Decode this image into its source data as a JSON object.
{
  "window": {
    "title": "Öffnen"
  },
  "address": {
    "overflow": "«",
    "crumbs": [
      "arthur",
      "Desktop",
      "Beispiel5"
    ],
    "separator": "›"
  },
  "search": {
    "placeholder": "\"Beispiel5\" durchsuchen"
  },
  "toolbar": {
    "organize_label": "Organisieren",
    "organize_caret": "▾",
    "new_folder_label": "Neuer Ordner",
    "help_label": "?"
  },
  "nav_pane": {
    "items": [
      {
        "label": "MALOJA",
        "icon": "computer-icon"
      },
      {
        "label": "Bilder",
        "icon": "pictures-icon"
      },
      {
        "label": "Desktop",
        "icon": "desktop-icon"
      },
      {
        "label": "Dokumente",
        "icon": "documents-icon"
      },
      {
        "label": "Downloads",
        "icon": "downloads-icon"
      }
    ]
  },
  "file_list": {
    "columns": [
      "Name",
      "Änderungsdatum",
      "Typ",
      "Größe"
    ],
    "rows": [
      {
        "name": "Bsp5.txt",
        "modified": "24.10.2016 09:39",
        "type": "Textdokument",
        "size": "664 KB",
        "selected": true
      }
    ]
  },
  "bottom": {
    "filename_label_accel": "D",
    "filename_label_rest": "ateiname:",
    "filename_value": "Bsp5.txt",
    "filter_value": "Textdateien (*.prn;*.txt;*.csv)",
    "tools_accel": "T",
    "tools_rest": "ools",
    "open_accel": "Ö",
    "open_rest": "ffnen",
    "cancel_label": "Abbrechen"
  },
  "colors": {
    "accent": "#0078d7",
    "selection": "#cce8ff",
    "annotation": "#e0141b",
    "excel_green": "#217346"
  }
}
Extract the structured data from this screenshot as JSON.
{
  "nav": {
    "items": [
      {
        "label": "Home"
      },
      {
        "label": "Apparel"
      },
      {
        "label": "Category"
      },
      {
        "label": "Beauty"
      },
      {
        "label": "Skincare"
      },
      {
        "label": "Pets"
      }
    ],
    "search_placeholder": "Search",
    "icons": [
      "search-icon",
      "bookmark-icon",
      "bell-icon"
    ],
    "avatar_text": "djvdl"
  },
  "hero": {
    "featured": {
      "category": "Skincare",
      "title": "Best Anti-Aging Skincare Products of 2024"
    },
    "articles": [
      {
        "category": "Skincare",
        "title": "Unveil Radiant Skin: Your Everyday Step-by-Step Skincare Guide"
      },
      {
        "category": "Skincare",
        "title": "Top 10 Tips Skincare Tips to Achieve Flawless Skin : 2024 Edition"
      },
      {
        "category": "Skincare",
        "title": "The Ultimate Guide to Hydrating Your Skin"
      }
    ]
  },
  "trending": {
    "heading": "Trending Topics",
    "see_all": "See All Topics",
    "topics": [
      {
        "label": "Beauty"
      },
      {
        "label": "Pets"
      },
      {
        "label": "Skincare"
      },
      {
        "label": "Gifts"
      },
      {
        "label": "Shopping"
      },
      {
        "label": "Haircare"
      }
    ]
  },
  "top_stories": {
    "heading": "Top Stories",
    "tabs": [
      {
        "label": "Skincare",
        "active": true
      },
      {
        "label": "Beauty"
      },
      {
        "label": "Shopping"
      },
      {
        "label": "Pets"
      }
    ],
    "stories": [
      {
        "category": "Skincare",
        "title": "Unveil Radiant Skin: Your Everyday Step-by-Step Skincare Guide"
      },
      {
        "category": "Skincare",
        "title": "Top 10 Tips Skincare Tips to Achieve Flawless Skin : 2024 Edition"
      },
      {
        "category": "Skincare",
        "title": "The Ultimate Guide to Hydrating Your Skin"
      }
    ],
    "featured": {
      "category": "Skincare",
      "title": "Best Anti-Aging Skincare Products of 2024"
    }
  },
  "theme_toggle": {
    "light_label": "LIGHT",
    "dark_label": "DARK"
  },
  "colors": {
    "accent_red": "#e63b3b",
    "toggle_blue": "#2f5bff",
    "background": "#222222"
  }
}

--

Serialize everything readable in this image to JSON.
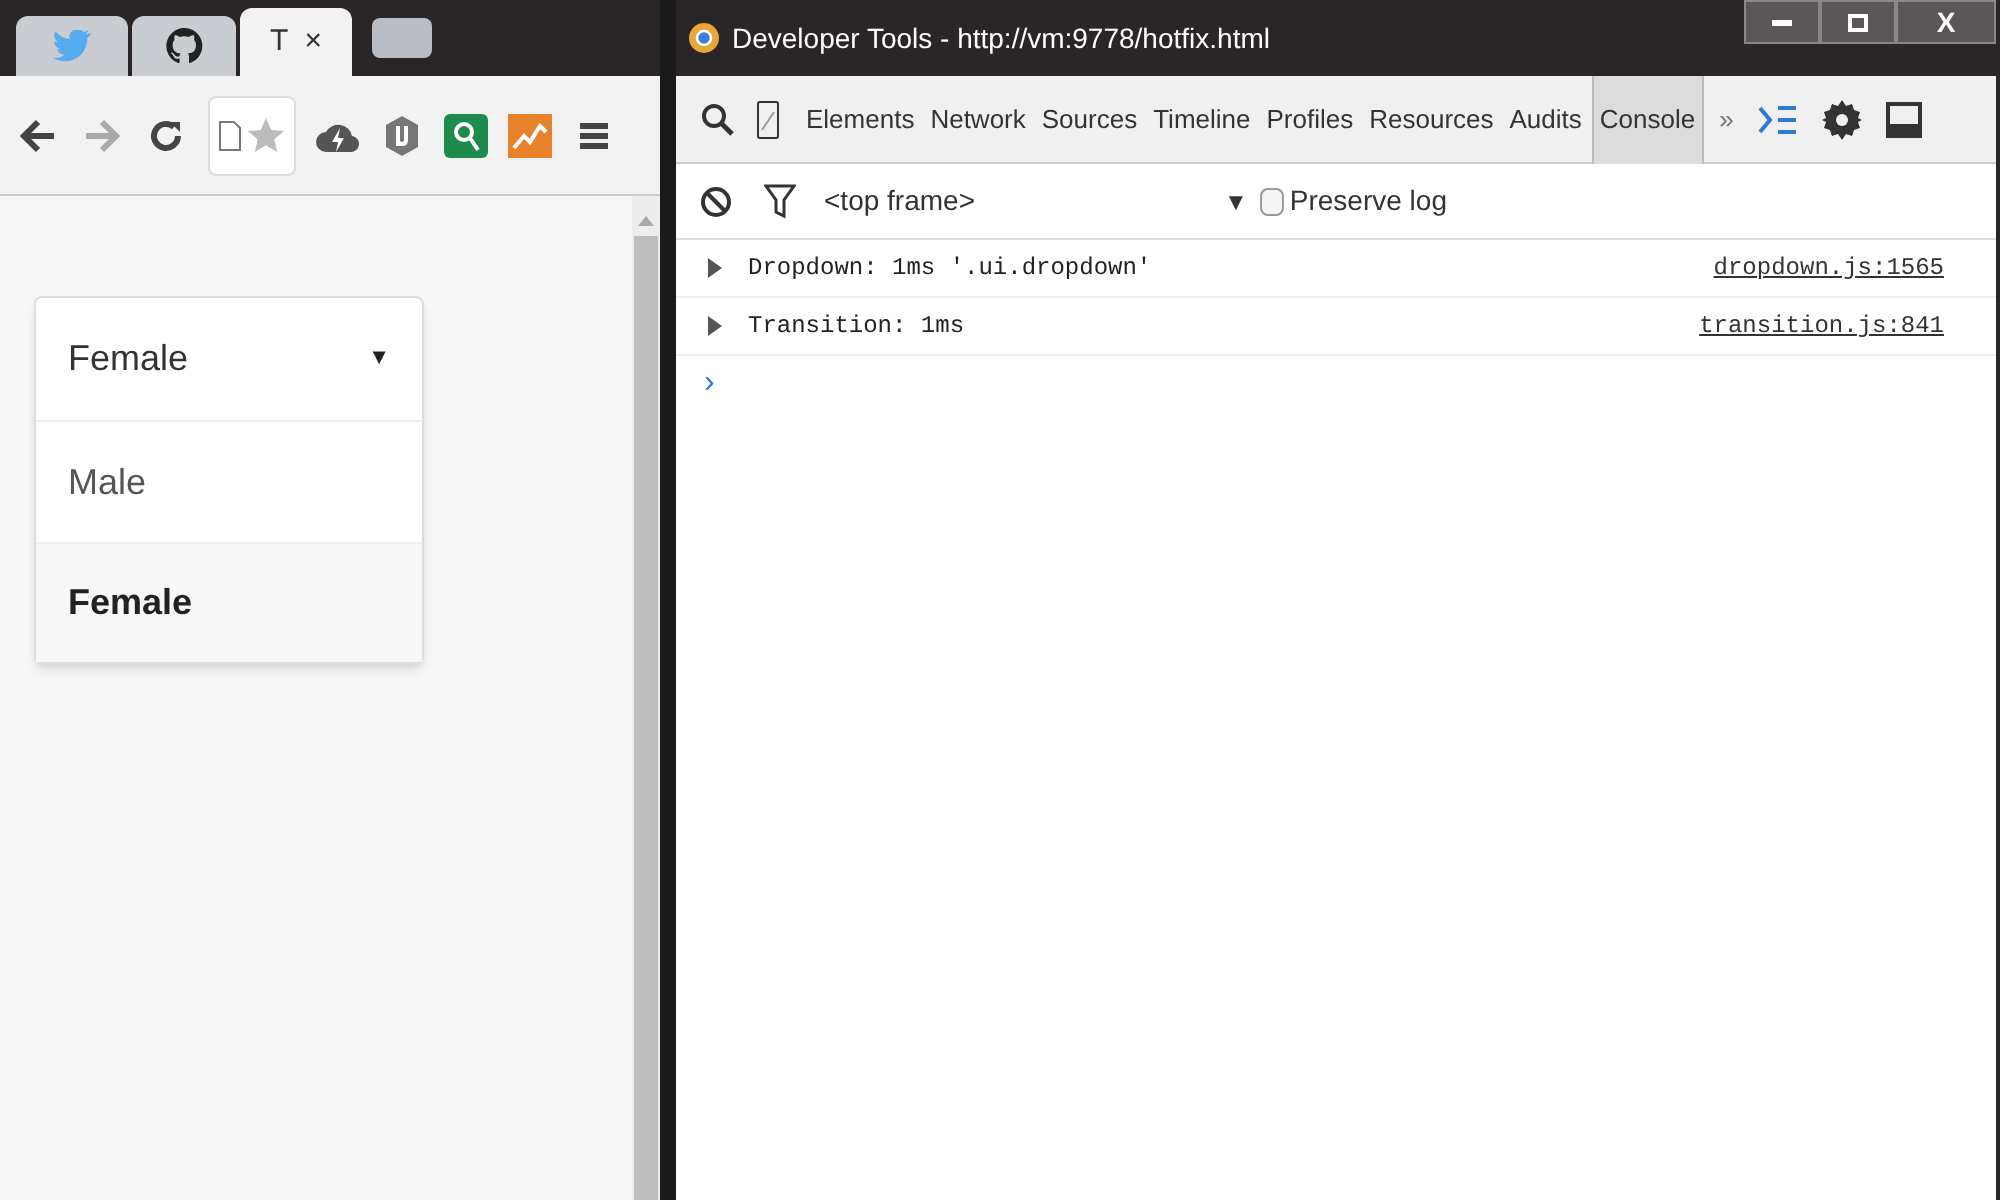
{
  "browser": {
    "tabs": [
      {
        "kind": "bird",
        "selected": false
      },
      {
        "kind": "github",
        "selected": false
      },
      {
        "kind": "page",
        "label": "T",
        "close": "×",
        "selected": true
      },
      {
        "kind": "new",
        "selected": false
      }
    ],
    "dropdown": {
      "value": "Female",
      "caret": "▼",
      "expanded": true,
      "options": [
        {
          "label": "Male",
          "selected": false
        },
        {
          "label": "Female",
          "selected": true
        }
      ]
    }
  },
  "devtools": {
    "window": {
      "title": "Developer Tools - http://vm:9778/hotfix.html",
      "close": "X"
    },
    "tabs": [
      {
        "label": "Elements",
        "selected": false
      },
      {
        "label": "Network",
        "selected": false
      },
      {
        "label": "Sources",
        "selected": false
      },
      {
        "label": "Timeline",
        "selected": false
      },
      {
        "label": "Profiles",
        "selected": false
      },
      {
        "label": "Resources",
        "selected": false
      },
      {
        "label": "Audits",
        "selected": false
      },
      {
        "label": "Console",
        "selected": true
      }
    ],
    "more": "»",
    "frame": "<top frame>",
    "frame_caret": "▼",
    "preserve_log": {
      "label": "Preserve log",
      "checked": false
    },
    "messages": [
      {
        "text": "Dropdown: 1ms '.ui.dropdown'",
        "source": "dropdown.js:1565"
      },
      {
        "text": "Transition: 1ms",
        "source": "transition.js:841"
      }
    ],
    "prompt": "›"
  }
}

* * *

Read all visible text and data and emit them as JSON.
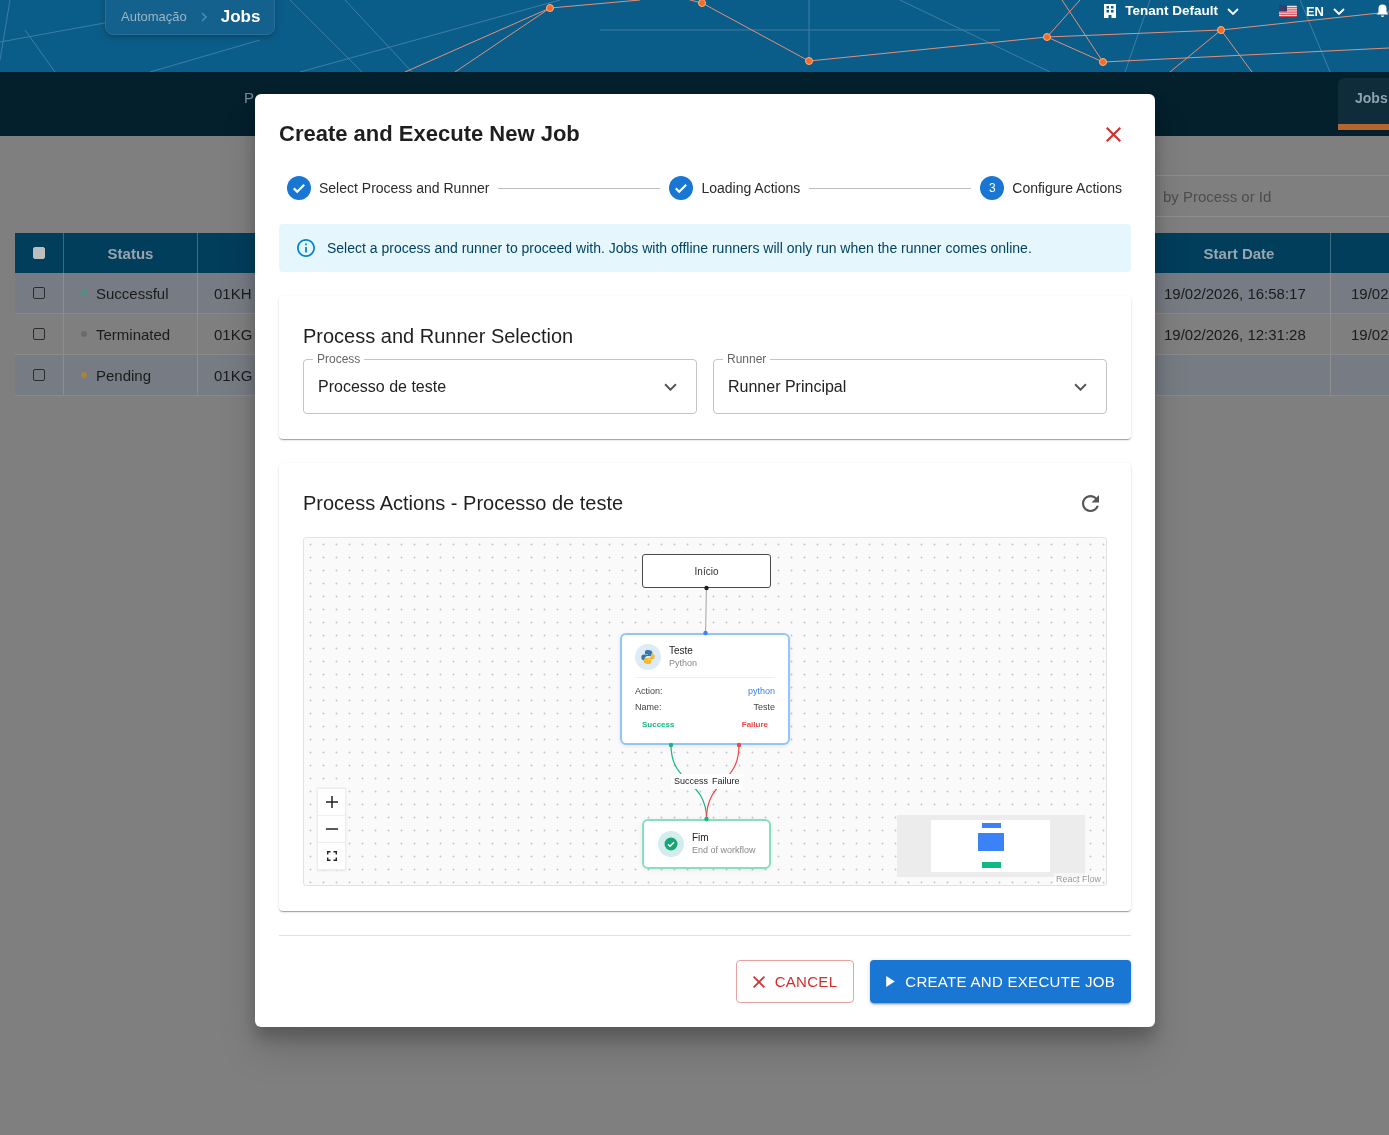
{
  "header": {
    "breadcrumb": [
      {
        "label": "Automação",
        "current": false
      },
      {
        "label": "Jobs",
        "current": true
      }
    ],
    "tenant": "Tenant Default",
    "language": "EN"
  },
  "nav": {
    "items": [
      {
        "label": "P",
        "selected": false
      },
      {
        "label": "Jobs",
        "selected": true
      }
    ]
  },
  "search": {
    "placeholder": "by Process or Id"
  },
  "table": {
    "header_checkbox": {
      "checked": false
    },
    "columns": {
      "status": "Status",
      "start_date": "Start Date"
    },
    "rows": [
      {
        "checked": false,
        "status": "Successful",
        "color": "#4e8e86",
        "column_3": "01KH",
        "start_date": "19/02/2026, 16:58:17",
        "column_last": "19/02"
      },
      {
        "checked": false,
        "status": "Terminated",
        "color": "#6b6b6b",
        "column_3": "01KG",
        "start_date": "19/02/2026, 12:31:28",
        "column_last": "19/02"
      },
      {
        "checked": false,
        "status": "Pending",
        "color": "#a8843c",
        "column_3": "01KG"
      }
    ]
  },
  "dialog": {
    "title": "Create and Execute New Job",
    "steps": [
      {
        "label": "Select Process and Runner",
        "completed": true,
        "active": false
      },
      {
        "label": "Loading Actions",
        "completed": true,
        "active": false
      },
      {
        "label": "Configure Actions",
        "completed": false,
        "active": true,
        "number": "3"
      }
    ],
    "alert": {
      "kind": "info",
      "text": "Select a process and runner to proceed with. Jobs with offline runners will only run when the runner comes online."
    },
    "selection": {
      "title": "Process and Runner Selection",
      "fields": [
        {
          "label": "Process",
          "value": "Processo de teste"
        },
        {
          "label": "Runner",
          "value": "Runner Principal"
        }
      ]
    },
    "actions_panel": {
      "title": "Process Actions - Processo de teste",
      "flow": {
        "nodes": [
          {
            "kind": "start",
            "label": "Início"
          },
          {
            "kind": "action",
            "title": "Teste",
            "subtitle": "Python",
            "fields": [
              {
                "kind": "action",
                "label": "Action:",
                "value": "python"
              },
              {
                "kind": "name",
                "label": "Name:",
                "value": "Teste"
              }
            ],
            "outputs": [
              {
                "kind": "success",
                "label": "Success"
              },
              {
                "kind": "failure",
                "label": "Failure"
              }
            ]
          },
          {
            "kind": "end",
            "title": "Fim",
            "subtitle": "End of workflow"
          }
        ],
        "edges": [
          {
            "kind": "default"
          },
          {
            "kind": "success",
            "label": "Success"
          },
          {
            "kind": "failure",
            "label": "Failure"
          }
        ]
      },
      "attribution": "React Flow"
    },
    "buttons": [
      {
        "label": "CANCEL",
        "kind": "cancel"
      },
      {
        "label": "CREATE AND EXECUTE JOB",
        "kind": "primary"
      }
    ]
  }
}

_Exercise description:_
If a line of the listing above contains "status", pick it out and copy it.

_Exercise response:_
      "status": "Status",
        "status": "Successful",
        "status": "Terminated",
        "status": "Pending",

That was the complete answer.